Pitching a new product to potential partners is a key part of getting a startup off the ground. It’s also a risk to be managed. How do you disclose enough to get them engaged and excited while still protecting your intellectual property?
In the course of negotiations, prospective partners often ask for some kind of exclusivity. This generally takes the form of an exclusive technology license for what may as well be eternity plus a year, or an exclusive right to resell your product in an overly broad territory; say, the world.
After an initial call and one or two follow-up conversations, you’ve secured a face-to-face meeting with the decision makers at a prospective partner. It’s your one shot to make a strong impression and sell the value of a partnership. You know your product cold, and you’re passionate about it and your company. You have reason to believe they will be too. So what could go wrong?
As many learn only after a great deal of lost time and opportunity, business development is a process, not a point-in-time tactic. Applying this process effectively means continually scanning market, customer and competitive landscapes for new opportunities and threats.
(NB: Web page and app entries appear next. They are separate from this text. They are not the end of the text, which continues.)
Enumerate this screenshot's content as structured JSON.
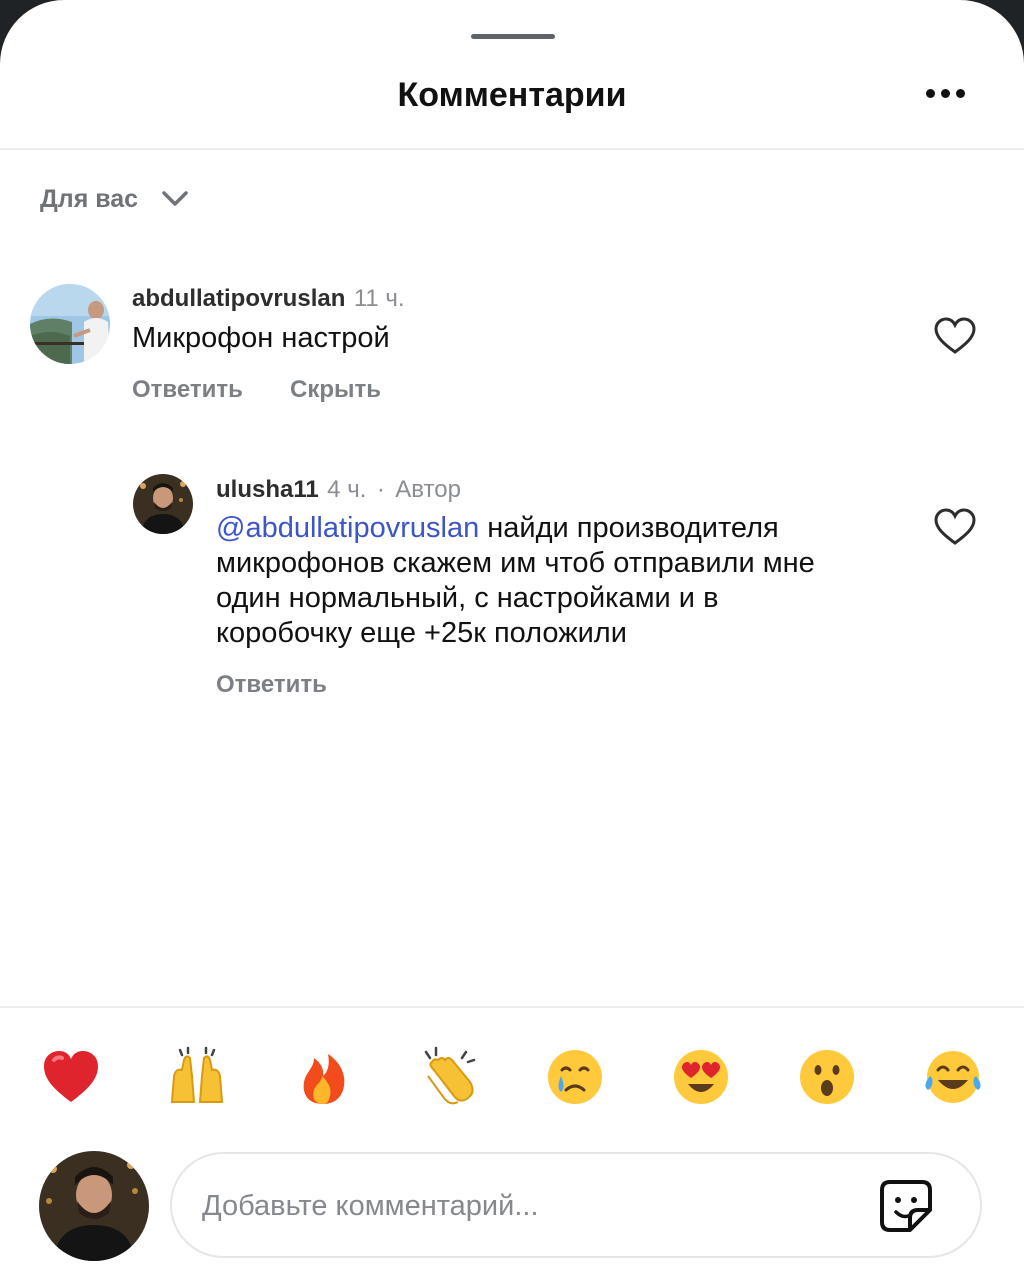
{
  "header": {
    "title": "Комментарии",
    "more_icon": "more-horizontal-icon"
  },
  "filter": {
    "label": "Для вас",
    "icon": "chevron-down-icon"
  },
  "comments": [
    {
      "username": "abdullatipovruslan",
      "time": "11 ч.",
      "text": "Микрофон настрой",
      "actions": [
        "Ответить",
        "Скрыть"
      ],
      "like_icon": "heart-outline-icon"
    },
    {
      "username": "ulusha11",
      "time": "4 ч.",
      "separator": "·",
      "badge": "Автор",
      "mention": "@abdullatipovruslan",
      "text_lines": [
        " найди производителя",
        "микрофонов скажем им чтоб отправили мне",
        "один нормальный, с настройками и в",
        "коробочку еще +25к положили"
      ],
      "actions": [
        "Ответить"
      ],
      "like_icon": "heart-outline-icon"
    }
  ],
  "reactions": [
    "❤️",
    "🙌",
    "🔥",
    "👏",
    "😢",
    "😍",
    "😮",
    "😂"
  ],
  "composer": {
    "placeholder": "Добавьте комментарий...",
    "sticker_icon": "sticker-icon"
  },
  "colors": {
    "mention": "#3c55c9",
    "heart_red": "#e0242e"
  }
}
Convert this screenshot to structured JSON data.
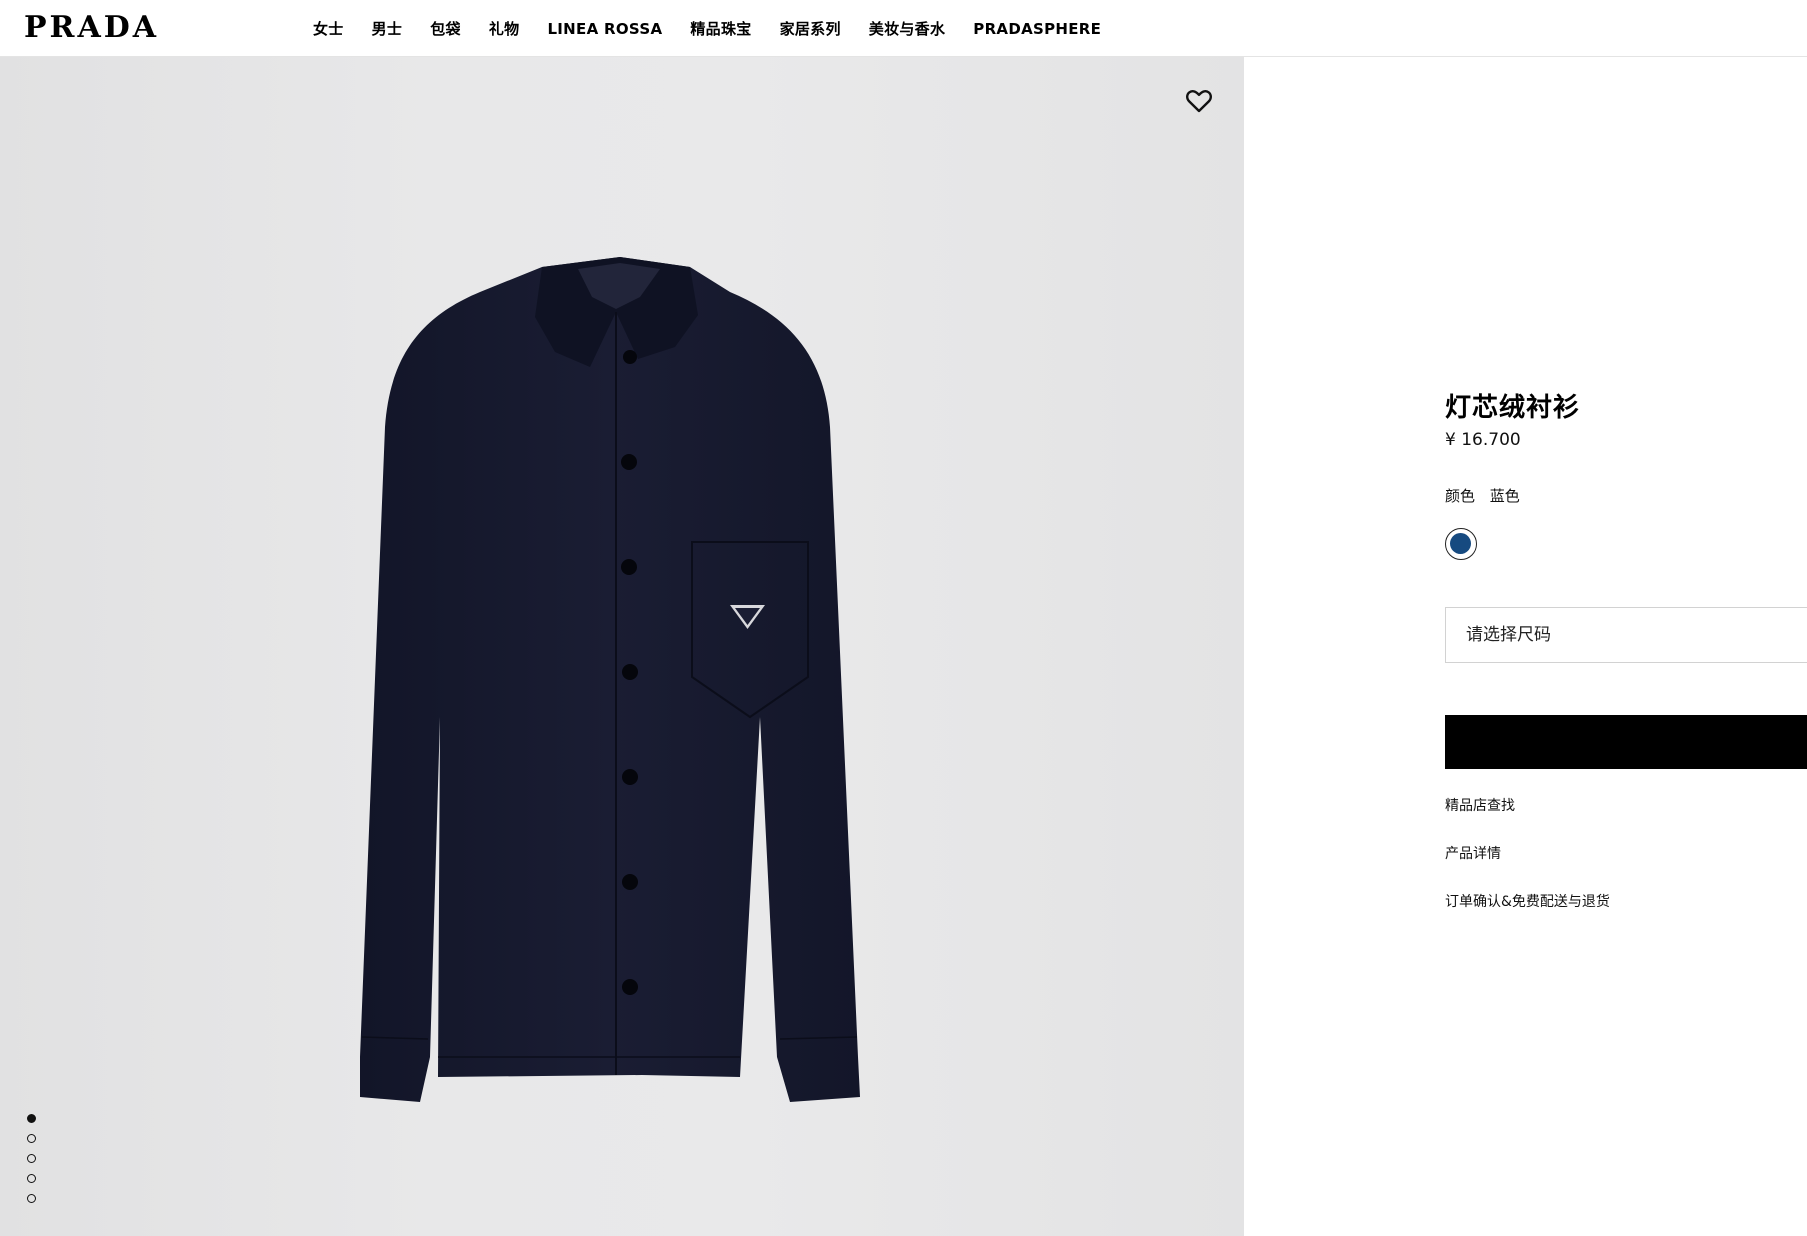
{
  "header": {
    "logo": "PRADA",
    "nav": [
      "女士",
      "男士",
      "包袋",
      "礼物",
      "LINEA ROSSA",
      "精品珠宝",
      "家居系列",
      "美妆与香水",
      "PRADASPHERE"
    ]
  },
  "gallery": {
    "wishlist_icon": "heart-outline-icon",
    "image_description_icon": "shirt-image",
    "slide_count": 5,
    "active_slide": 1
  },
  "product": {
    "title": "灯芯绒衬衫",
    "price": "¥ 16.700",
    "color_label": "颜色",
    "color_value": "蓝色",
    "swatch_color": "#164a80",
    "size_placeholder": "请选择尺码",
    "add_button_label": "",
    "links": [
      "精品店查找",
      "产品详情",
      "订单确认&免费配送与退货"
    ]
  },
  "colors": {
    "button_bg": "#000000",
    "gallery_bg": "#e8e8e9",
    "shirt": "#171a2e"
  }
}
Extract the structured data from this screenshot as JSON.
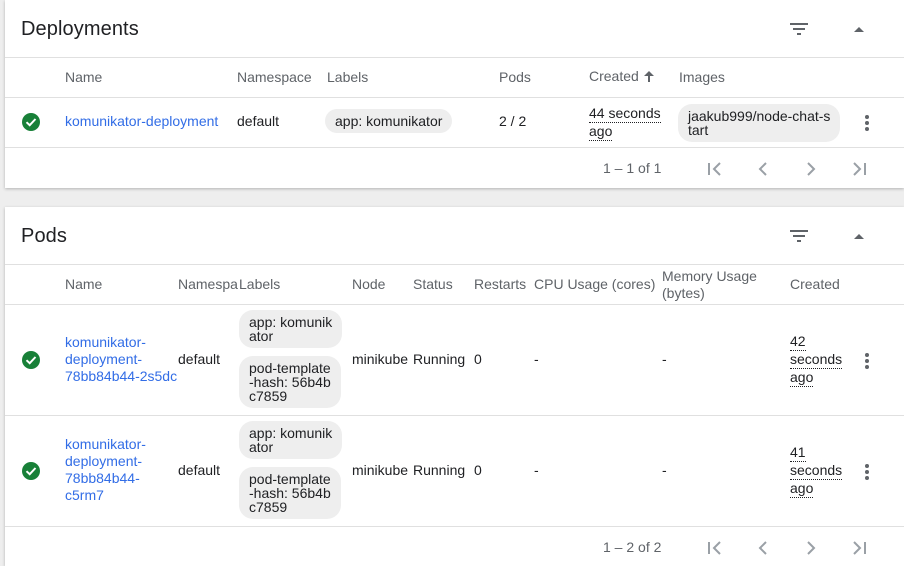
{
  "deployments": {
    "title": "Deployments",
    "columns": {
      "name": "Name",
      "namespace": "Namespace",
      "labels": "Labels",
      "pods": "Pods",
      "created": "Created",
      "images": "Images"
    },
    "rows": [
      {
        "name": "komunikator-deployment",
        "namespace": "default",
        "label": "app: komunikator",
        "pods": "2 / 2",
        "created_1": "44 seconds",
        "created_2": "ago",
        "image_1": "jaakub999/node-chat-s",
        "image_2": "tart"
      }
    ],
    "pagination": "1 – 1 of 1"
  },
  "pods": {
    "title": "Pods",
    "columns": {
      "name": "Name",
      "namespace": "Namespa",
      "labels": "Labels",
      "node": "Node",
      "status": "Status",
      "restarts": "Restarts",
      "cpu": "CPU Usage (cores)",
      "memory_1": "Memory Usage",
      "memory_2": "(bytes)",
      "created": "Created"
    },
    "rows": [
      {
        "name_1": "komunikator-",
        "name_2": "deployment-",
        "name_3": "78bb84b44-2s5dc",
        "namespace": "default",
        "label_a_1": "app: komunik",
        "label_a_2": "ator",
        "label_b_1": "pod-template",
        "label_b_2": "-hash: 56b4b",
        "label_b_3": "c7859",
        "node": "minikube",
        "status": "Running",
        "restarts": "0",
        "cpu": "-",
        "memory": "-",
        "created_1": "42",
        "created_2": "seconds",
        "created_3": "ago"
      },
      {
        "name_1": "komunikator-",
        "name_2": "deployment-",
        "name_3": "78bb84b44-",
        "name_4": "c5rm7",
        "namespace": "default",
        "label_a_1": "app: komunik",
        "label_a_2": "ator",
        "label_b_1": "pod-template",
        "label_b_2": "-hash: 56b4b",
        "label_b_3": "c7859",
        "node": "minikube",
        "status": "Running",
        "restarts": "0",
        "cpu": "-",
        "memory": "-",
        "created_1": "41",
        "created_2": "seconds",
        "created_3": "ago"
      }
    ],
    "pagination": "1 – 2 of 2"
  },
  "colors": {
    "link": "#326de6",
    "success": "#188038",
    "chip": "#eeeeee",
    "muted": "#5f6368"
  },
  "icons": [
    "filter-icon",
    "collapse-icon",
    "success-icon",
    "more-vert-icon",
    "first-page-icon",
    "prev-page-icon",
    "next-page-icon",
    "last-page-icon",
    "sort-up-icon"
  ]
}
An ecosystem map helps identify potential partners that can grow your business and strengthen your position against competitors.
The evolution of computing, and specifically software, as an industry can be seen as having moved through three major phases: first, a period dominated by industry giants like IBM, Honeywell and Burroughs, providing fully-integrated products to fully captive customers; second, the personal computer revolution of the 1980s, a time when discreet layers, or stacks, of hardware and software emerged, available from different vendors, yet tightly coupled to create end products; and third and presently, the emergence of technology ecosystems, like those of Apple, LAMP or Microsoft — entire communities and constellations from which customers acquire solutions, in part or in whole, locally or in the cloud.